**PROBLEM STATEMENT**
Keep only the lines of the listing that include the word "JSON", and copy them.

========================

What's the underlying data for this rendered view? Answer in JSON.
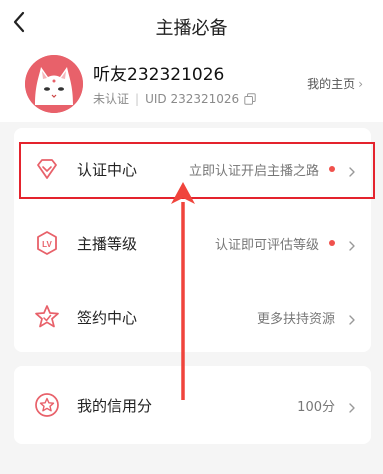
{
  "header": {
    "title": "主播必备",
    "back_icon": "chevron-left-icon"
  },
  "profile": {
    "username": "听友232321026",
    "verification_status": "未认证",
    "uid": "UID 232321026",
    "homepage_label": "我的主页",
    "avatar_icon": "cat-avatar-icon"
  },
  "menu": [
    {
      "label": "认证中心",
      "desc": "立即认证开启主播之路",
      "has_dot": true,
      "icon": "diamond-badge-icon"
    },
    {
      "label": "主播等级",
      "desc": "认证即可评估等级",
      "has_dot": true,
      "icon": "lv-badge-icon"
    },
    {
      "label": "签约中心",
      "desc": "更多扶持资源",
      "has_dot": false,
      "icon": "star-badge-icon"
    }
  ],
  "credit": {
    "label": "我的信用分",
    "value": "100分",
    "icon": "credit-star-icon"
  },
  "colors": {
    "accent": "#e8616a",
    "dot": "#f0514c",
    "annotation": "#e4232d"
  }
}
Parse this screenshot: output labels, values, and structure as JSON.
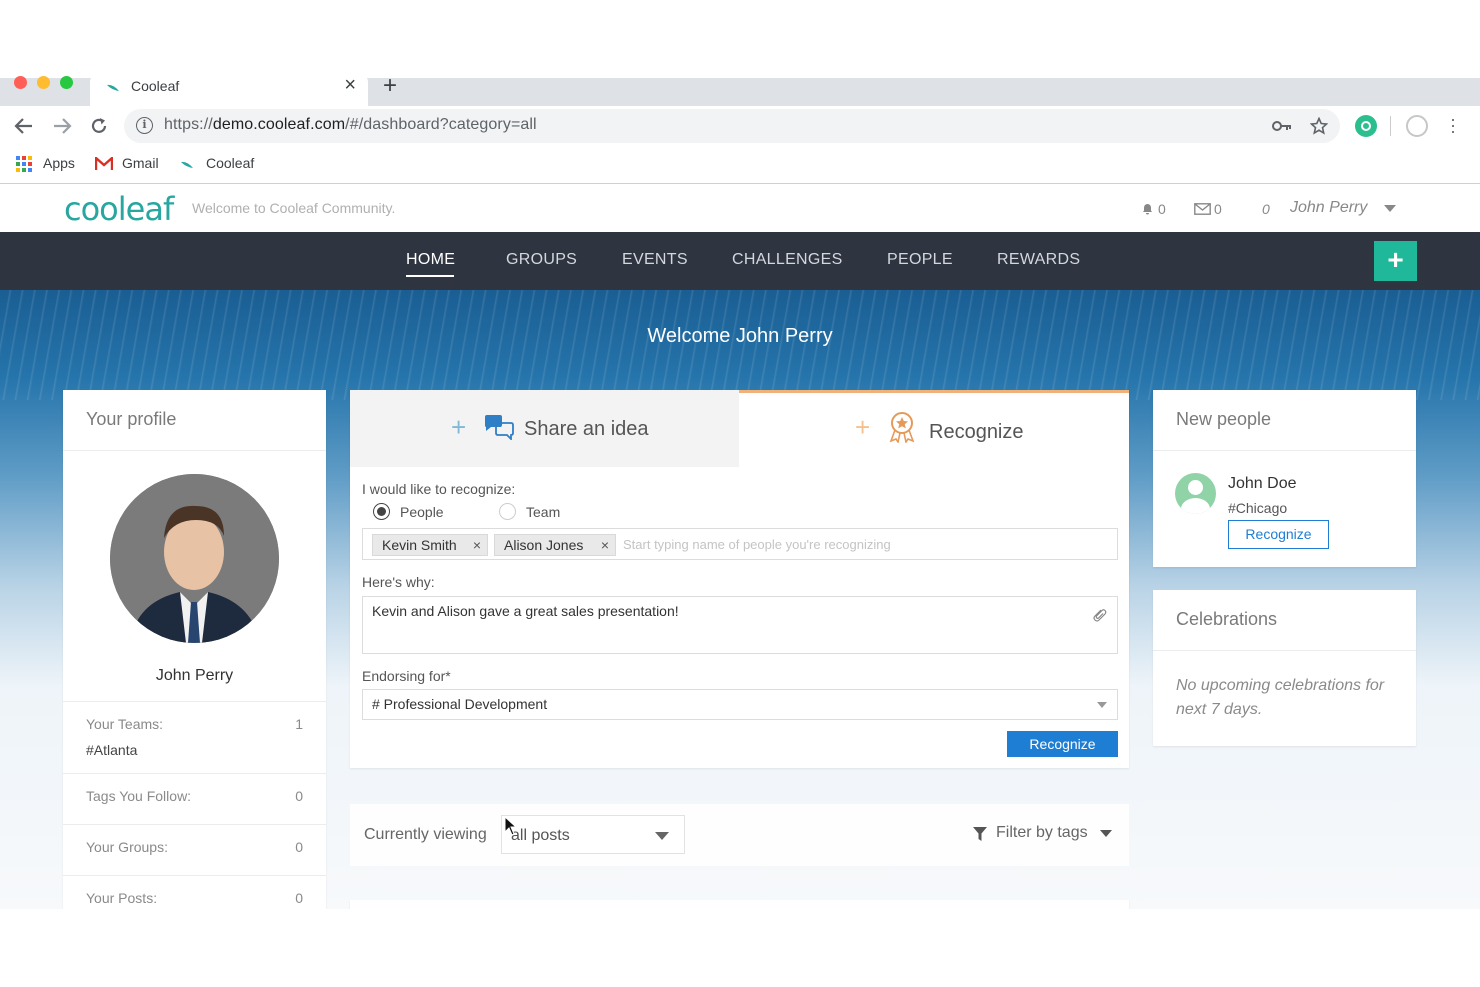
{
  "browser": {
    "tab_title": "Cooleaf",
    "url_prefix": "https://",
    "url_host": "demo.cooleaf.com",
    "url_path": "/#/dashboard?category=all",
    "bookmarks": [
      "Apps",
      "Gmail",
      "Cooleaf"
    ],
    "colors": {
      "close": "#ff5f57",
      "minimize": "#febc2e",
      "zoom": "#28c840"
    }
  },
  "app": {
    "logo_text": "cooleaf",
    "tagline": "Welcome to Cooleaf Community.",
    "notifications_count": "0",
    "messages_count": "0",
    "points": "0",
    "user_name": "John Perry",
    "accent_color": "#1fb89a"
  },
  "nav": {
    "items": [
      "HOME",
      "GROUPS",
      "EVENTS",
      "CHALLENGES",
      "PEOPLE",
      "REWARDS"
    ],
    "add_label": "+"
  },
  "hero": {
    "welcome": "Welcome John Perry"
  },
  "profile": {
    "title": "Your profile",
    "name": "John Perry",
    "teams_label": "Your Teams:",
    "teams_count": "1",
    "team_name": "#Atlanta",
    "tags_label": "Tags You Follow:",
    "tags_count": "0",
    "groups_label": "Your Groups:",
    "groups_count": "0",
    "posts_label": "Your Posts:",
    "posts_count": "0"
  },
  "composer": {
    "share_tab": "Share an idea",
    "recognize_tab": "Recognize",
    "recognize_prompt": "I would like to recognize:",
    "radio_people": "People",
    "radio_team": "Team",
    "recipients": [
      "Kevin Smith",
      "Alison Jones"
    ],
    "recipient_placeholder": "Start typing name of people you're recognizing",
    "why_label": "Here's why:",
    "why_value": "Kevin and Alison gave a great sales presentation!",
    "endorse_label": "Endorsing for*",
    "endorse_value": "# Professional Development",
    "submit_label": "Recognize"
  },
  "feed": {
    "viewing_label": "Currently viewing",
    "viewing_value": "all posts",
    "filter_label": "Filter by tags"
  },
  "new_people": {
    "title": "New people",
    "person_name": "John Doe",
    "person_team": "#Chicago",
    "button": "Recognize"
  },
  "celebrations": {
    "title": "Celebrations",
    "empty_text": "No upcoming celebrations for next 7 days."
  }
}
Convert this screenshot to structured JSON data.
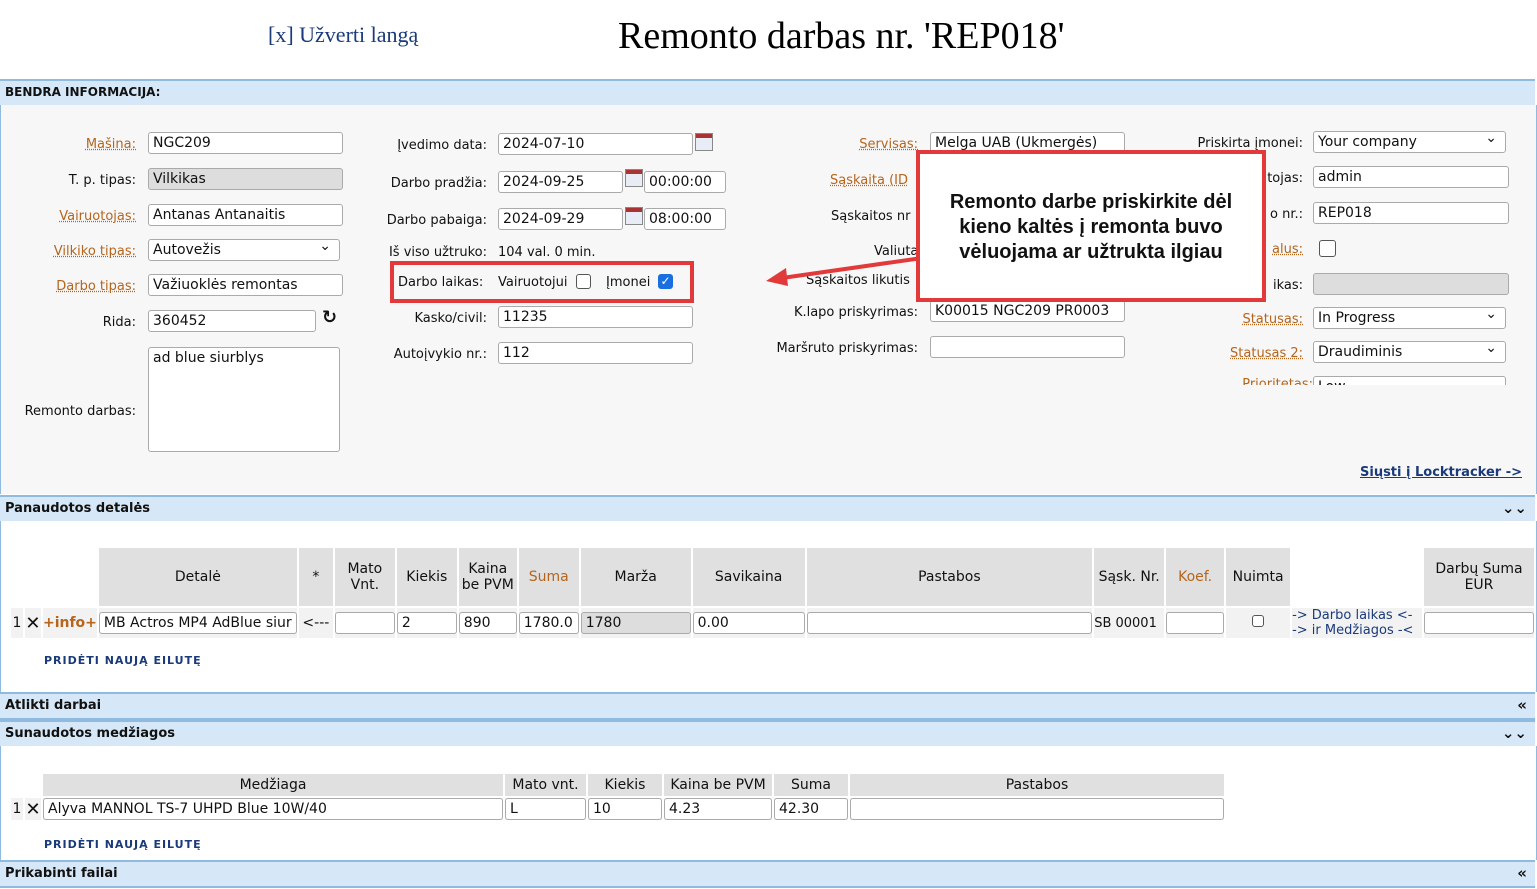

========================

**COMPLETED EXERCISE**
What's the underlying data for this rendered view? Answer in JSON.
Parse this screenshot: output labels, values, and structure as JSON.
Convert this screenshot to structured JSON data.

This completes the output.